• **WHAT TO PRODUCE**
Which lines in the records below contain the word "data"? Copy each of them.
--- RECORDS Enclosed Below ---
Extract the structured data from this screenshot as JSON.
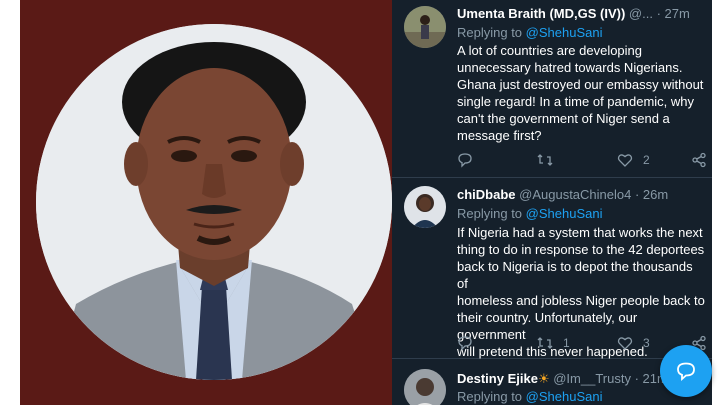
{
  "tweets": [
    {
      "name": "Umenta Braith (MD,GS (IV))",
      "handle": "@...",
      "time": "· 27m",
      "replying_to": "Replying to",
      "mention": "@ShehuSani",
      "lines": [
        "A lot of countries are developing",
        "unnecessary hatred towards Nigerians.",
        "Ghana just  destroyed our embassy without",
        "single regard! In a time of pandemic, why",
        "can't the government of Niger send a",
        "message first?"
      ],
      "replies": "",
      "retweets": "",
      "likes": "2"
    },
    {
      "name": "chiDbabe",
      "handle": "@AugustaChinelo4",
      "time": "· 26m",
      "replying_to": "Replying to",
      "mention": "@ShehuSani",
      "lines": [
        "If Nigeria had a system that works the next",
        "thing to do in response to the 42 deportees",
        "back to Nigeria is to depot the thousands of",
        "homeless and jobless Niger people back to",
        "their country. Unfortunately, our government",
        "will pretend this never happened."
      ],
      "replies": "",
      "retweets": "1",
      "likes": "3"
    },
    {
      "name": "Destiny Ejike",
      "badge": "☀",
      "handle": "@Im__Trusty",
      "time": "· 21m",
      "replying_to": "Replying to",
      "mention": "@ShehuSani"
    }
  ],
  "icons": [
    "reply-icon",
    "retweet-icon",
    "like-icon",
    "share-icon",
    "compose-icon"
  ],
  "colors": {
    "background": "#15202b",
    "accent": "#1da1f2",
    "muted": "#8899a6",
    "frame": "#5a1a16"
  }
}
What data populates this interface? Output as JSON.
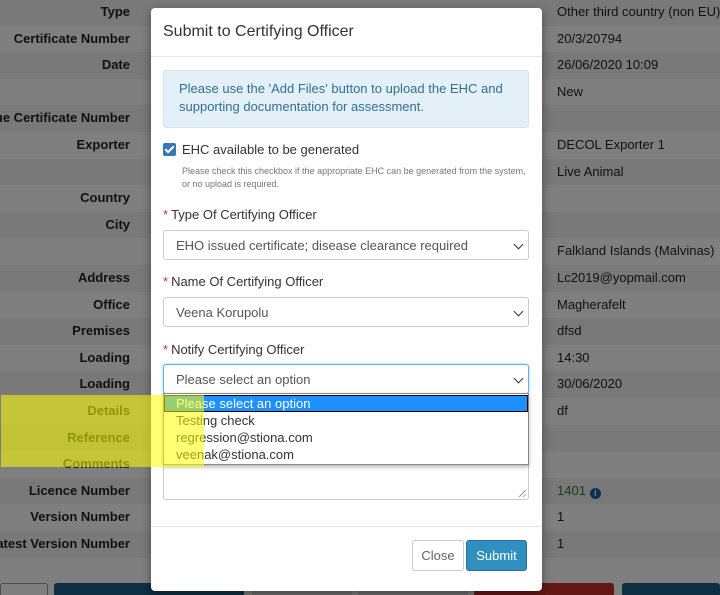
{
  "background": {
    "rows": [
      {
        "label": "Type",
        "value": "Other third country (non EU)"
      },
      {
        "label": "Certificate Number",
        "value": "20/3/20794"
      },
      {
        "label": "Date",
        "value": "26/06/2020 10:09"
      },
      {
        "label": "",
        "value": "New"
      },
      {
        "label": "Unique Certificate Number",
        "value": ""
      },
      {
        "label": "Exporter",
        "value": "DECOL Exporter 1"
      },
      {
        "label": "",
        "value": "Live Animal"
      },
      {
        "label": "Country",
        "value": ""
      },
      {
        "label": "City",
        "value": ""
      },
      {
        "label": "",
        "value": "Falkland Islands (Malvinas)"
      },
      {
        "label": "Address",
        "value": "Lc2019@yopmail.com"
      },
      {
        "label": "Office",
        "value": "Magherafelt"
      },
      {
        "label": "Premises",
        "value": "dfsd"
      },
      {
        "label": "Loading",
        "value": "14:30"
      },
      {
        "label": "Loading",
        "value": "30/06/2020"
      },
      {
        "label": "Details",
        "value": "df"
      },
      {
        "label": "Reference",
        "value": ""
      },
      {
        "label": "Comments",
        "value": ""
      },
      {
        "label": "Licence Number",
        "value": "1401"
      },
      {
        "label": "Version Number",
        "value": "1"
      },
      {
        "label": "Latest Version Number",
        "value": "1"
      }
    ]
  },
  "modal": {
    "title": "Submit to Certifying Officer",
    "alert_text": "Please use the 'Add Files' button to upload the EHC and supporting documentation for assessment.",
    "ehc_checkbox": {
      "label": "EHC available to be generated",
      "checked": true,
      "help": "Please check this checkbox if the appropriate EHC can be generated from the system, or no upload is required."
    },
    "type_field": {
      "label": "Type Of Certifying Officer",
      "required_mark": "*",
      "value": "EHO issued certificate; disease clearance required"
    },
    "name_field": {
      "label": "Name Of Certifying Officer",
      "required_mark": "*",
      "value": "Veena Korupolu"
    },
    "notify_field": {
      "label": "Notify Certifying Officer",
      "required_mark": "*",
      "value": "Please select an option",
      "options": [
        "Please select an option",
        "Testing check",
        "regression@stiona.com",
        "veenak@stiona.com"
      ],
      "selected_index": 0
    },
    "close_label": "Close",
    "submit_label": "Submit"
  },
  "colors": {
    "accent": "#2f8fbf",
    "dropdown_selected": "#1e90ff",
    "highlight": "#ffff00",
    "alert_bg": "#e3f0f7"
  }
}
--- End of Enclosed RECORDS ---
• **SOLUTION**
Extract the structured data from this screenshot as JSON.
What data populates this interface? Output as JSON.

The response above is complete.